Thursday, August 1, 2019

Mistress of the Ritz, by Melanie Benjamin. Delacorte Press, 2019

Based on a real couple, Mistress of the Ritz tells the story of Blanche and Claude Auzello. In the early 1920, they meet in Paris, have a brief affair, and marry very quickly. Blanche is American, a brash, talkative, foul mouthed American flapper. Claude is French, and the manager of the greatest hotel in the world, the Ritz in Paris. Their impulsive marriage has lots of problems; Claude takes the traditional view that he should be able to have a mistress, while Blanche has, shall we say, a huge problem with that. She comforts herself with lots of alcohol, down in the hotel bar, spending her time there talking with the celebrities, like Hemingway, the Windsors, and F. Scott Fitzgerald. She frequently passes out down in the bar, where they sit her in a corner, hopefully out of view of the guests. Claude’s days at the Ritz involve long hours and intense work, meaning he just doesn’t have time for a wife (especially when he has a mistress).

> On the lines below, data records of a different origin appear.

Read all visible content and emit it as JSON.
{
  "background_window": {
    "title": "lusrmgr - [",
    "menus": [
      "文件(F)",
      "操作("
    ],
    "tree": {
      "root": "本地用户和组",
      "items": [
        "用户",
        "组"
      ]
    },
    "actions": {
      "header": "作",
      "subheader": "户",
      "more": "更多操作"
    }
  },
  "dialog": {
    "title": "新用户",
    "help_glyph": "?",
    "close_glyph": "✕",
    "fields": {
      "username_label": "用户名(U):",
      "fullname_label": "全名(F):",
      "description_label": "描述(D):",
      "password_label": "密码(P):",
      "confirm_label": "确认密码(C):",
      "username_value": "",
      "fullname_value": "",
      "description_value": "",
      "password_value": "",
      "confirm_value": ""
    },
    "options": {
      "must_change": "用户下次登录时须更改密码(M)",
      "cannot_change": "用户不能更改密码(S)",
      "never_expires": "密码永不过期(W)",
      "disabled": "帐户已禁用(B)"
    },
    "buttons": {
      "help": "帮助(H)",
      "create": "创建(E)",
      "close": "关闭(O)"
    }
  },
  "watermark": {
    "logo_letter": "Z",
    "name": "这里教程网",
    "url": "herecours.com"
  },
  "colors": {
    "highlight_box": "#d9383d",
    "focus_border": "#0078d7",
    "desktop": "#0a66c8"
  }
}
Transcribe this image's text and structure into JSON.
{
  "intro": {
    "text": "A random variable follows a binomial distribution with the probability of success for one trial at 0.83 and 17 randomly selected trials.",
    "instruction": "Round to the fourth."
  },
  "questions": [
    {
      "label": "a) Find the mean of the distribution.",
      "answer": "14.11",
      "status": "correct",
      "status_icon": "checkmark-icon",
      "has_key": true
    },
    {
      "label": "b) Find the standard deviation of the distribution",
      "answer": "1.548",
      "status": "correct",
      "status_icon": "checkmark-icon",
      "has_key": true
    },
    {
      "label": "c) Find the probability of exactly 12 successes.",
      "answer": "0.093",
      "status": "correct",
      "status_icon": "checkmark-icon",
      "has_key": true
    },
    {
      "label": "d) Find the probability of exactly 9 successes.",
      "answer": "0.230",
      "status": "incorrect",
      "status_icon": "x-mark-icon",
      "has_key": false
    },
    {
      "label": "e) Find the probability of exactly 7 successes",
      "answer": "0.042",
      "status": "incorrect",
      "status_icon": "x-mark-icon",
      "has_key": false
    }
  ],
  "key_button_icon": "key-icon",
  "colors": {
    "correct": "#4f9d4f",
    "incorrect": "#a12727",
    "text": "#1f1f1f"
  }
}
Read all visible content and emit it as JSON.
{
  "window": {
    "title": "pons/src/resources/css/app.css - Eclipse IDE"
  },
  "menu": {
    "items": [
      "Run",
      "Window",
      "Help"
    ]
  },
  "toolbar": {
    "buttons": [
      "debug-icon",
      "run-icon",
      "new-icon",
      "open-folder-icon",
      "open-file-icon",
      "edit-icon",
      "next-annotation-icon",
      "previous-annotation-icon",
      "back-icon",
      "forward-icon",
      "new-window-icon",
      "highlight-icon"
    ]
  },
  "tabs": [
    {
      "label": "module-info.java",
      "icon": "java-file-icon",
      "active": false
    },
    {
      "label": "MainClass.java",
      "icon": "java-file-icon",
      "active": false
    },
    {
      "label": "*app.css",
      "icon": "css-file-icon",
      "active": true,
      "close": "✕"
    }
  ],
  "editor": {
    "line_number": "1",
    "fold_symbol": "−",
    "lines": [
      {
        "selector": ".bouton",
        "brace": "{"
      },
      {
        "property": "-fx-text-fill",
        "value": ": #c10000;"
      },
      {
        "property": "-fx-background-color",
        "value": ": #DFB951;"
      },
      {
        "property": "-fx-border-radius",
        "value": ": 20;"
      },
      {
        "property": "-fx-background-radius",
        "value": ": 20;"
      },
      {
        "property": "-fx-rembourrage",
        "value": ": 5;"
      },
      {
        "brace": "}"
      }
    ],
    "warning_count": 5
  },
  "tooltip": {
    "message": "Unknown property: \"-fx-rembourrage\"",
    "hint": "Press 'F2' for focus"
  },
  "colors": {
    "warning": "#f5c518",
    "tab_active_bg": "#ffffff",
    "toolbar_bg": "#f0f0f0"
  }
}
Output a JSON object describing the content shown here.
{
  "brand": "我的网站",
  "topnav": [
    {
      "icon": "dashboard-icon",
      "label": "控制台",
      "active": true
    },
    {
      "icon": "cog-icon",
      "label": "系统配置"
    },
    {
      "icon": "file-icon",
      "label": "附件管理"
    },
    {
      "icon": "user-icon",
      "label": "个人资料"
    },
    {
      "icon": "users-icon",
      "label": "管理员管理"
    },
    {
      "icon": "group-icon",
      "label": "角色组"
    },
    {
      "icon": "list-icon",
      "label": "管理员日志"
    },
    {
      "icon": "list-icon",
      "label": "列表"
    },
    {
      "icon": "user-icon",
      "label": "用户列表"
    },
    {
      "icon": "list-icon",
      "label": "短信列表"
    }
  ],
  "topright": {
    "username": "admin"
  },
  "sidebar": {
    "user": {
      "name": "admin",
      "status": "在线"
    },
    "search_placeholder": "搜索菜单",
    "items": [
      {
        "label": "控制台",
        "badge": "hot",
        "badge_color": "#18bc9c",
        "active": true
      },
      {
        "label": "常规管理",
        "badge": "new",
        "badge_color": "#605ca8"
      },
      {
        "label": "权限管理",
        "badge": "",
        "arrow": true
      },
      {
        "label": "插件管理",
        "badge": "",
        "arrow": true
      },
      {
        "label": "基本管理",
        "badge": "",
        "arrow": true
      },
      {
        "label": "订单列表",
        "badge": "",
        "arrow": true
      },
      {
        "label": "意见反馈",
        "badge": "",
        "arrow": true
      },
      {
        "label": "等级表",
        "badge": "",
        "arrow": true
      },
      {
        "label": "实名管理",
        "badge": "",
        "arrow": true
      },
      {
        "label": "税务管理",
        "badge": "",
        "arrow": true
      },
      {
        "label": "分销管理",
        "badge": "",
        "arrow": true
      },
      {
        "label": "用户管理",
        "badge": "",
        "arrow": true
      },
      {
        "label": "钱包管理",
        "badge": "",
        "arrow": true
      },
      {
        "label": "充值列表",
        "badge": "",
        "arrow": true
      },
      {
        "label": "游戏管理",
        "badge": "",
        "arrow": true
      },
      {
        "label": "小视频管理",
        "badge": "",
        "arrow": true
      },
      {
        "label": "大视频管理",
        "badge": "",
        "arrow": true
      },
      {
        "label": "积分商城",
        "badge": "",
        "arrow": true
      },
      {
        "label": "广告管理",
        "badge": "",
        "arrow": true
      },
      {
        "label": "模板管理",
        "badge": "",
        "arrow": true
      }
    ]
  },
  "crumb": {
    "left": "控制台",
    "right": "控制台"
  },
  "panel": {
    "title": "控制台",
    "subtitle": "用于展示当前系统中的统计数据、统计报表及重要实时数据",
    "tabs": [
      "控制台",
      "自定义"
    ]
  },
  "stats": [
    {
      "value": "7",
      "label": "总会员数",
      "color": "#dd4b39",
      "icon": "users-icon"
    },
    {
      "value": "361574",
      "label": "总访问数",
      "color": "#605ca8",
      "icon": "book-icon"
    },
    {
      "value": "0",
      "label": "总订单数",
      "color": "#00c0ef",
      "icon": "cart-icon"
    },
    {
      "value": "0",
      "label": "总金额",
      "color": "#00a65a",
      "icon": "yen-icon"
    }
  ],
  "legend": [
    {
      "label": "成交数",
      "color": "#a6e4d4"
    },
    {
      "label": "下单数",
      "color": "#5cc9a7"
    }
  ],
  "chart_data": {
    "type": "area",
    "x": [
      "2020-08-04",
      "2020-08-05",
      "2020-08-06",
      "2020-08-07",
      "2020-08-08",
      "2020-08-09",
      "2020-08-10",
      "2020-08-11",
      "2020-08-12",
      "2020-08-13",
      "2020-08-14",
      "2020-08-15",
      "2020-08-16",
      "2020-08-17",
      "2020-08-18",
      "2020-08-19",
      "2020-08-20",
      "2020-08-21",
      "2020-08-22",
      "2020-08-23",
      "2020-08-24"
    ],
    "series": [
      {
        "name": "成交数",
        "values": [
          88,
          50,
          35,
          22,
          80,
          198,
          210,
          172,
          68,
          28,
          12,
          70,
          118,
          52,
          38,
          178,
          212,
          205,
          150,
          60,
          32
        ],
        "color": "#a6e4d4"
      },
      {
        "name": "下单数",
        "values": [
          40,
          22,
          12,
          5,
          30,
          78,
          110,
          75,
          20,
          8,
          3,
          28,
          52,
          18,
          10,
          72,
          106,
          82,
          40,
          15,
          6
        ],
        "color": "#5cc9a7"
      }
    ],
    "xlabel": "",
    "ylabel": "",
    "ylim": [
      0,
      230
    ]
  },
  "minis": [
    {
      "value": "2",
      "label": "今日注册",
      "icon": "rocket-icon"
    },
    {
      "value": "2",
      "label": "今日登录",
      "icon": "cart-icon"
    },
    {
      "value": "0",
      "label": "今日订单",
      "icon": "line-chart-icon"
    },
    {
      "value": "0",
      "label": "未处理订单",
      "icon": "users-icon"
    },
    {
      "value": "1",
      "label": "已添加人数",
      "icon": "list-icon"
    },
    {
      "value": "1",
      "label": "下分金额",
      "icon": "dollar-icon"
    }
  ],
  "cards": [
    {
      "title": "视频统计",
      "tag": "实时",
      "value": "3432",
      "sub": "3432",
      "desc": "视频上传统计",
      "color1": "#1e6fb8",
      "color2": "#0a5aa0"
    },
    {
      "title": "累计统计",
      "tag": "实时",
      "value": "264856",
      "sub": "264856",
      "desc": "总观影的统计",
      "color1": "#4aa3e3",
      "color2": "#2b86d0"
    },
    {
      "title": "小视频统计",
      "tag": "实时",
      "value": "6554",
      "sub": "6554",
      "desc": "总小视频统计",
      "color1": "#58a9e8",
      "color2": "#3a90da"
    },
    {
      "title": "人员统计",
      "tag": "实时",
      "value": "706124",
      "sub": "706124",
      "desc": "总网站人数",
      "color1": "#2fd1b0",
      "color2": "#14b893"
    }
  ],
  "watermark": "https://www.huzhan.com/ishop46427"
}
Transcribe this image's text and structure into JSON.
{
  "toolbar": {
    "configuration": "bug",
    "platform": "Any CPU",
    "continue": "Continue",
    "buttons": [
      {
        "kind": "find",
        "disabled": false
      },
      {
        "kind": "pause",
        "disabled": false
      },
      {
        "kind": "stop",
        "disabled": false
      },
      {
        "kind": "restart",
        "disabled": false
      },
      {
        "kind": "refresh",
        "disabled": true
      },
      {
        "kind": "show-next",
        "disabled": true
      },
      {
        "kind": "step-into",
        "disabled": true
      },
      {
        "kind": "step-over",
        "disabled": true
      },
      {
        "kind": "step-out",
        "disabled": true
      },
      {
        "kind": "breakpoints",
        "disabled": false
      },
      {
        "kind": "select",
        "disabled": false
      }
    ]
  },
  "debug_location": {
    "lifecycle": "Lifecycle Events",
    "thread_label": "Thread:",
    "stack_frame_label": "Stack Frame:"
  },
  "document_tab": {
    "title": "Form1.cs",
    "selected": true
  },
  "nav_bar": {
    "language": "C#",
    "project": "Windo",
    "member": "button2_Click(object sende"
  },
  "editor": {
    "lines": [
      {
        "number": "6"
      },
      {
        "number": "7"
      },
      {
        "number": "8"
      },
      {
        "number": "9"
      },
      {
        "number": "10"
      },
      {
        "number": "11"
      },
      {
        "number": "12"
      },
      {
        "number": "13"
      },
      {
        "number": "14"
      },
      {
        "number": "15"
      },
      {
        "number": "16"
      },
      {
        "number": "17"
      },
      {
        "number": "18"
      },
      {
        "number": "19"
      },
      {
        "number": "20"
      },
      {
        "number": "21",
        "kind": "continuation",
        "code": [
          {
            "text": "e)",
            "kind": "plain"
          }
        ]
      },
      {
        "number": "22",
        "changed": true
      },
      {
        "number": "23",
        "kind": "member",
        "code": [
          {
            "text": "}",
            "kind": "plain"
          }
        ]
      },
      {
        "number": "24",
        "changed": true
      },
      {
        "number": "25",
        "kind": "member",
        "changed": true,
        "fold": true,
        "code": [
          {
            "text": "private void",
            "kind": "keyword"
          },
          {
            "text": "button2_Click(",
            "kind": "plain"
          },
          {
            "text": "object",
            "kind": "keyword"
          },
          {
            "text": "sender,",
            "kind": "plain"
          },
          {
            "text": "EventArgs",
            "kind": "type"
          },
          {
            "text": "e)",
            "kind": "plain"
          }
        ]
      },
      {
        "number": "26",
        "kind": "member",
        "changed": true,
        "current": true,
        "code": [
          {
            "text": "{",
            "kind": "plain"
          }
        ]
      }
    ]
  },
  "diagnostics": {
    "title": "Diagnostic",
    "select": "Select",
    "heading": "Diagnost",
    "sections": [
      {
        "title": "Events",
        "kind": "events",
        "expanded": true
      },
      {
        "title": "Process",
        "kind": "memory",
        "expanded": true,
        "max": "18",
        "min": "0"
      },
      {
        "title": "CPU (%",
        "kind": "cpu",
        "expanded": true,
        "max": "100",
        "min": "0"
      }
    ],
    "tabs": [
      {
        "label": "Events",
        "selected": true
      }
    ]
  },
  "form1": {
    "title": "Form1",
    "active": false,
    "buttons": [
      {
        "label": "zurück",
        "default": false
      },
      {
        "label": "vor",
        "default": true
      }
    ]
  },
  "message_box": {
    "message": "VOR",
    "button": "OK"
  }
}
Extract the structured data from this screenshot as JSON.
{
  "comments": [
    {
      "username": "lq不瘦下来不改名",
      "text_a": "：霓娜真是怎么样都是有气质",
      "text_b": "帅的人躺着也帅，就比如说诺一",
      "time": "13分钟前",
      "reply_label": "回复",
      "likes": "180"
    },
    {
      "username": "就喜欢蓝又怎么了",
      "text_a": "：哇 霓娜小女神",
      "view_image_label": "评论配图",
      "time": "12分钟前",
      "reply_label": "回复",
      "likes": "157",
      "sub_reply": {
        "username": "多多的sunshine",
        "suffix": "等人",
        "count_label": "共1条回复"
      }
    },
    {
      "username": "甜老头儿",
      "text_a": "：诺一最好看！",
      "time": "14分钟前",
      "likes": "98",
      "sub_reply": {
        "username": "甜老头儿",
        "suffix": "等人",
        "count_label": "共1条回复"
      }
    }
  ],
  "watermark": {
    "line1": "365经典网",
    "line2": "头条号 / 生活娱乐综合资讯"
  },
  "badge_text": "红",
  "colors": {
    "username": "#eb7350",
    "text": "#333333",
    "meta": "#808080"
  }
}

Things get worse when the Germans invade France, and Hermann Goering sets up headquarters in the Ritz. Now everyone must really mind their manners, never letting on what they think of the Nazis. Meanwhile, the French Resistance is active in Paris, which Blanche finds out about from her ragtag friend, Lily, a misfit in the bar but interesting. Soon Blanche is risking her freedom and life…. And Claude has secrets of his own.

The story is as much about a troubled marriage as it is about World War 2. Almost the first half of the book is about this, and, frankly, I did not like it; it is all about arguments. I found it boring, and I did not like either Blanche or Claude. It got better when the Nazi’s moved into Paris, and the French Resistance gets active. Told in the first person, with three different points of view and told in the present tense, it allows a lot of tension. The writing itself is beautiful most of the time. It is based on a real couple, about which very little is known, so the ‘historical fiction’ is very heavy on the ‘fiction’. One thing I liked is that the Germans were portrayed as real people, some sympathetic, even though what they are doing is evil. Three stars.